Maui Geography

Maui is the second largest of the main Hawaiian Islands (after Hawaii's Big Island) encompassing 727.2 square miles (1883.5 km2). The island is made up of two shield volcanoes, West Maui Mountain and Haleakala. Both are joined by a low-lying isthmus. The Hawaiian Islands are all the result of volcanic activity. A few of these volcanoes were located close to one another, so close that their lava flows overlapped, merging into a single island. The island of Maui was formed by two shield volcanoes that were so close together that they created an isthmus between them.

The volcano located in the island’s northwest, named West Maui Mountain, is the older of the two. Since its creation it has eroded a lot. Its highest peak is Pu'u Kukui at 5,788 feet (1,764 m). The other volcano is Haleakala, rising to 10,023 feet (3,055 m). It is the largest dormant volcano in the world. At one point in time Haleakala rose to 15,000 feet (4,572 m) and was the largest mountain in the world when measured from its base at the ocean bottom. But like all the Hawaiian islands, Maui is eroding and its summits are shrinking. Eventually, in millions of years, the island will be just an atoll and then sink below the ocean's surface.

The chart below shows Maui's major summits:

Mountain Feet Meters
Haleakala 10,023 3,055
Puu Kukui 5,788 1,764
Iao Needle  2,250 686

Maui elevation

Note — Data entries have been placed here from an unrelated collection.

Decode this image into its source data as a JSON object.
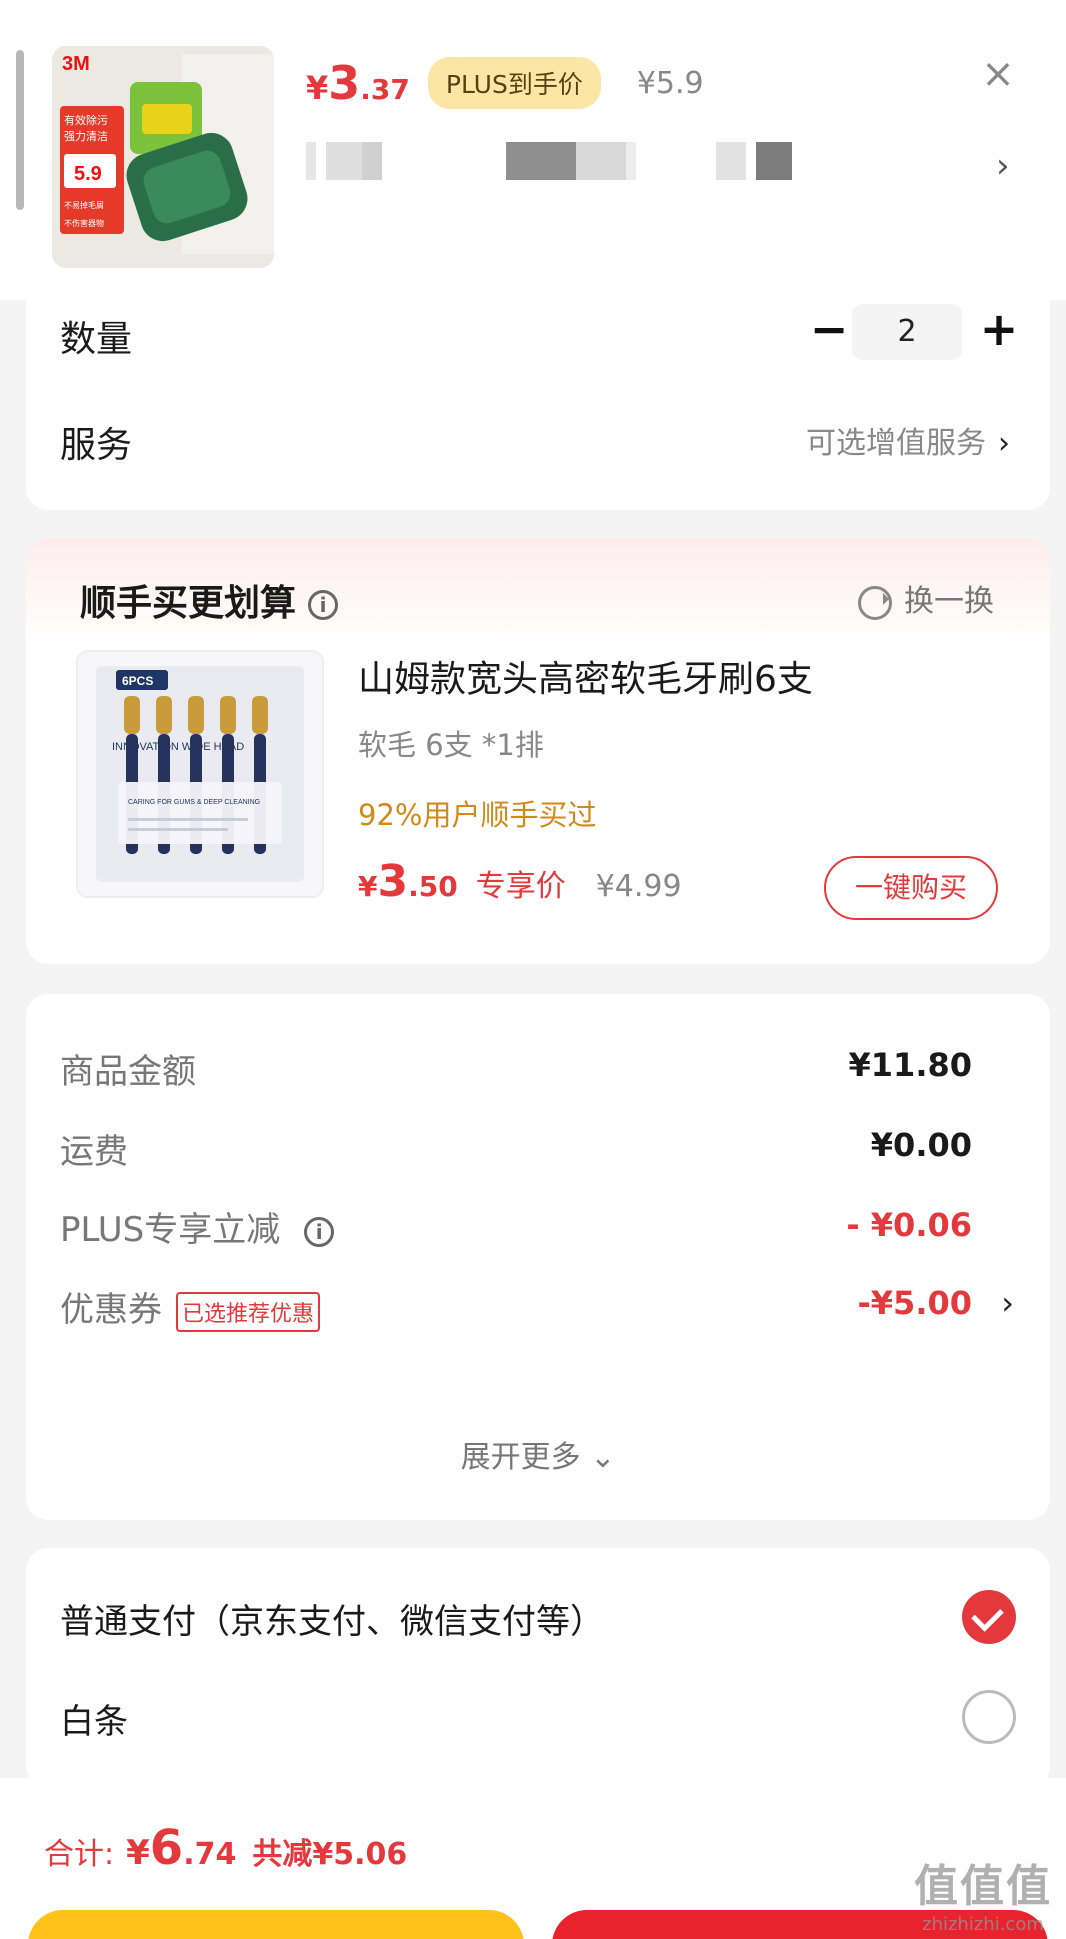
{
  "header": {
    "price_symbol": "¥",
    "price_int": "3",
    "price_dec": ".37",
    "plus_badge": "PLUS到手价",
    "original_price": "¥5.9",
    "close_icon": "×",
    "spec_chevron": "›"
  },
  "product_image_text": {
    "brand": "3M",
    "promo_line1": "有效除污",
    "promo_line2": "强力清洁",
    "price_tag": "5.9",
    "feature1": "不易掉毛屑",
    "feature2": "不伤害器物"
  },
  "quantity": {
    "label": "数量",
    "minus": "−",
    "value": "2",
    "plus": "+"
  },
  "service": {
    "label": "服务",
    "hint": "可选增值服务",
    "chevron": "›"
  },
  "bundle": {
    "title": "顺手买更划算",
    "info_icon": "i",
    "refresh_label": "换一换",
    "item": {
      "name": "山姆款宽头高密软毛牙刷6支",
      "spec": "软毛 6支 *1排",
      "bought_pct": "92%用户顺手买过",
      "price_symbol": "¥",
      "price_int": "3",
      "price_dec": ".50",
      "exclusive_label": "专享价",
      "original_price": "¥4.99",
      "buy_button": "一键购买",
      "pack_label": "6PCS",
      "pack_band": "INNOVATION WIDE HEAD",
      "pack_card": "CARING FOR GUMS & DEEP CLEANING"
    }
  },
  "summary": {
    "rows": [
      {
        "label": "商品金额",
        "value": "¥11.80"
      },
      {
        "label": "运费",
        "value": "¥0.00"
      },
      {
        "label": "PLUS专享立减",
        "value": "- ¥0.06"
      },
      {
        "label": "优惠券",
        "value": "-¥5.00"
      }
    ],
    "coupon_tag": "已选推荐优惠",
    "info_icon": "i",
    "coupon_chevron": "›",
    "expand_label": "展开更多 ⌄"
  },
  "payment": {
    "options": [
      {
        "label": "普通支付（京东支付、微信支付等）",
        "selected": true
      },
      {
        "label": "白条",
        "selected": false
      }
    ]
  },
  "bottom": {
    "total_label": "合计:",
    "total_symbol": "¥",
    "total_int": "6",
    "total_dec": ".74",
    "total_saved": "共减¥5.06"
  },
  "watermark": {
    "logo": "值值值",
    "url": "zhizhizhi.com"
  },
  "colors": {
    "accent_red": "#e4393c",
    "plus_gold": "#fbe6a6",
    "pct_orange": "#d08a1a",
    "buy_yellow": "#ffc21a"
  }
}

The eastern slops of Maui's mountains are green and lush with rainforests and waterfalls, while the western slopes are dry. That's because the predominant, moisture-laden tradewinds are blowing from the northeast. As they hit the island's mountains, the moisture comes down as rain. Maui's mountains shield the western shorelines from much of this moisture.

The last volcanic eruption on Maui was around 1790 at Haleakala's Southwest Rift Zone. Even though Haleakala is considered dormant, it is not extinct yet and volcanologists believe that it can come back to life.

About 20,000 years ago Maui was joined together with the neighbor islands of Molokai, Lanai and Kahoolawe. It was one big island referred to as Maui Nui, meaning Big Maui. There was a mini ice age at this time which caused the sea level to drop. As the islands eroded and the sea level rose, Maui Nui became what is now four separate islands. The ocean channels between these four islands are relatively shallow. Geologists believe that in about 15,000 years from now, Maui will be two separate islands. The low-lying isthmus will then be covered with water and form a new ocean channel.